Divorce creates a cascade of urgent considerations for all involved as the marriage comes to an end, not the least of which is deciding how to handle the care and nurturing of the children. Finding a balance between the needs of the child and the wishes of the parents makes family law cases quite complex.
Every state has different provisions regarding child custody. Under North Carolina’s laws, a custody case must be filed in the child’s home state where the child has lived for at least six months. Within North Carolina, parents may file for custody either in the county in which the child resides or is physically present, or in the county in which the parent resides.
Grandparents, relatives or other caregivers may also file for custody or visitation under certain circumstances.

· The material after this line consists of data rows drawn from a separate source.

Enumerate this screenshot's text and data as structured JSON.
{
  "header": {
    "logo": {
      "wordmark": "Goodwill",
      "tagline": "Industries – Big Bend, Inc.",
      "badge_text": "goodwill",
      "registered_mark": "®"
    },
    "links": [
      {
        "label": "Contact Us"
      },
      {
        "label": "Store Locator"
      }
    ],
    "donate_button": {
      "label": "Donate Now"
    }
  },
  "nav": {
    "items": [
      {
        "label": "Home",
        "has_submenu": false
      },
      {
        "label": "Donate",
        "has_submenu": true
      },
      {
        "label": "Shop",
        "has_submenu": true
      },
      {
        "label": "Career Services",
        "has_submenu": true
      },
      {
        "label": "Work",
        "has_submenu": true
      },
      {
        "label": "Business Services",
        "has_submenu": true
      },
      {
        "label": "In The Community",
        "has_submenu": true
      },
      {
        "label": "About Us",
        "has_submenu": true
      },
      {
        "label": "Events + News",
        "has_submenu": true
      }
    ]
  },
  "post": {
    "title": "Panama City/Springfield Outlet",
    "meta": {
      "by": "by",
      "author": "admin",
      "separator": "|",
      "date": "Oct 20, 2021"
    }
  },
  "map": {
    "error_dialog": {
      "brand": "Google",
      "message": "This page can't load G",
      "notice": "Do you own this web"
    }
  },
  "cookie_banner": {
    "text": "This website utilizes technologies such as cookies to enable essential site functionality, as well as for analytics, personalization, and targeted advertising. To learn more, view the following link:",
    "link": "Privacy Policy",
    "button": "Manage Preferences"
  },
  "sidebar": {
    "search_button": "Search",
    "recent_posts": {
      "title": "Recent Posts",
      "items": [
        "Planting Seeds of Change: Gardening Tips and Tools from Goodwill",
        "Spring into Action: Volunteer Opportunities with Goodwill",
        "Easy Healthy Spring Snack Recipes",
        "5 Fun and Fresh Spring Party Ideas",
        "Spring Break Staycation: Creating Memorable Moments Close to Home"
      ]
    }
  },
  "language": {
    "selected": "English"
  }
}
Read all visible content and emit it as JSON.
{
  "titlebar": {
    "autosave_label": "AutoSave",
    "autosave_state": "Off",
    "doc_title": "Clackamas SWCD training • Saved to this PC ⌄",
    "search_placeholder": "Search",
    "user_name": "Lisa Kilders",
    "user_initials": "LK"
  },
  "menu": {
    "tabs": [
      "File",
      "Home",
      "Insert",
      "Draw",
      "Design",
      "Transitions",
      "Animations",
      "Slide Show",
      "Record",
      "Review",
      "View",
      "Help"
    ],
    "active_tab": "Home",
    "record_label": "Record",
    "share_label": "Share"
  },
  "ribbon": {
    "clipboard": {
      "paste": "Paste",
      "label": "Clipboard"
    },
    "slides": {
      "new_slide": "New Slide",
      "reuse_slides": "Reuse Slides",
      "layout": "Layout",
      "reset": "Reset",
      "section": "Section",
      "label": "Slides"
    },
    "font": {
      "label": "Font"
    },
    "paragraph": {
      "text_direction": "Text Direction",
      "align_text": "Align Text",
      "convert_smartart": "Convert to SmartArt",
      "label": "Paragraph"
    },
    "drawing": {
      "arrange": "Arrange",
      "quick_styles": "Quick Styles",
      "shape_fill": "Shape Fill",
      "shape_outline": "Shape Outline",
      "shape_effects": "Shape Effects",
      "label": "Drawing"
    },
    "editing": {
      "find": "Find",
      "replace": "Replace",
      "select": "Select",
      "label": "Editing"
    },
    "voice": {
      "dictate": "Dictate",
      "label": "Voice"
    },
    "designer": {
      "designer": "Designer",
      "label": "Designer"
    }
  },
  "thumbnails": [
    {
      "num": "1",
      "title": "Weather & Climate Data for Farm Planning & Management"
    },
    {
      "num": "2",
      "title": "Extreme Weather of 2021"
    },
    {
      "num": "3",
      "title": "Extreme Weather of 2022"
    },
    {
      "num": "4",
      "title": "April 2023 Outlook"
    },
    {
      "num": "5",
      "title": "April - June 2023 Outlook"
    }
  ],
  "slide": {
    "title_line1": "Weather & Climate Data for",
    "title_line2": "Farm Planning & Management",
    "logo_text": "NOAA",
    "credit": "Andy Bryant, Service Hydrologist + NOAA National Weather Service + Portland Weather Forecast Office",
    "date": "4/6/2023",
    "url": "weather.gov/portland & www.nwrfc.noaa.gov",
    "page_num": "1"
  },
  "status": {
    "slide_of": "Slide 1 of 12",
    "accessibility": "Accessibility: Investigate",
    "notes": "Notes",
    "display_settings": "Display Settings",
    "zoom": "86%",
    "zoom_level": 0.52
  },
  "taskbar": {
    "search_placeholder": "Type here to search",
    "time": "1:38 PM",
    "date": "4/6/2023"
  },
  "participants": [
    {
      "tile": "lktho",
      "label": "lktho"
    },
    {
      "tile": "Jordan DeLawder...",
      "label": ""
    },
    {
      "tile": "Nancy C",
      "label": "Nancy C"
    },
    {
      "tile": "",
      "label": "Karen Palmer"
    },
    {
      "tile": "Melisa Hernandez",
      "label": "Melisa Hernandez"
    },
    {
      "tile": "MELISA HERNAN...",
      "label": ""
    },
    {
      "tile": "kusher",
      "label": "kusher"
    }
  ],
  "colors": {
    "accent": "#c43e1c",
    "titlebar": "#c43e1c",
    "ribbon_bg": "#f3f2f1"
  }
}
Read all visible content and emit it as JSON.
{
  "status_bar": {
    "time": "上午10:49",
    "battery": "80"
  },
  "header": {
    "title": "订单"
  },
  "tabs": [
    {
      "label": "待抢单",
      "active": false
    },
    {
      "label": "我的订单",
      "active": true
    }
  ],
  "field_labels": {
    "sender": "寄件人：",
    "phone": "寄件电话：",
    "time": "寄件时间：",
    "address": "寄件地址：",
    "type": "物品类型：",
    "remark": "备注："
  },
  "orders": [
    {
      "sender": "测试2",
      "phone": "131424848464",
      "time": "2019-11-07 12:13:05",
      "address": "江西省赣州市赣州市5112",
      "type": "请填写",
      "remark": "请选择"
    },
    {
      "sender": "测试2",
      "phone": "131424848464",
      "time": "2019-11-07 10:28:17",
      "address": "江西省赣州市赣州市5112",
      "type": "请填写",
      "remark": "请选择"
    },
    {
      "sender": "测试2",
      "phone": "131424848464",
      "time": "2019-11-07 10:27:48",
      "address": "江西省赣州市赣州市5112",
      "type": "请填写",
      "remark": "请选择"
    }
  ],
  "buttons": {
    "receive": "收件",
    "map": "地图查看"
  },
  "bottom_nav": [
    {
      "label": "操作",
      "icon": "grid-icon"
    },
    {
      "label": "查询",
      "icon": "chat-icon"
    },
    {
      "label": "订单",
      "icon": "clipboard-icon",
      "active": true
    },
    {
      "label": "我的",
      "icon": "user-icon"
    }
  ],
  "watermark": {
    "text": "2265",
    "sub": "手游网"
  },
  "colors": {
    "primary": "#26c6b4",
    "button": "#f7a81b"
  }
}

North Carolina recognizes grandparent rights, and in cases of neglect, abuse or if the parents are unfit to care for the needs of the child, relatives or non-relatives may be granted visitation or custody rights.
The best interests of the child
The court will weigh custody decisions based on the standard of what is in the best interest of the child. Some factors a judge will consider are:
- The parents’ living arrangements
- Each parent’s ability to care for the child
- The child’s relationship with each parent
- History of domestic violence
While the courts do not favor one parent over another in a custody hearing, these and other factors, such as the child’s preference if he or she is of the age of discretion, will determine the ruling on custody and visitations rights of the parents.
Types of custody
The court may grant one or both parents legal or physical custody. Legal custody is the right to make major medical, educational and religious decisions about the child, while physical custody is the right to have the child in one’s physical care.
There is also sole or joint legal or physical custody. A parent with sole legal or physical custody means that they may make important decisions without first consulting the other spouse, and that the child lives only with that parent.
With joint physical custody, parenting time is split evenly between the parents, and there may also be situations where one parent has primary custody while the other parent is granted secondary custody, which may mean every other weekend custody or scheduled dinner visits.
It is important for parents to seek experienced legal guidance before appearing in court or negotiating a parenting plan so that they can protect their rights as parents and do what is best for the children.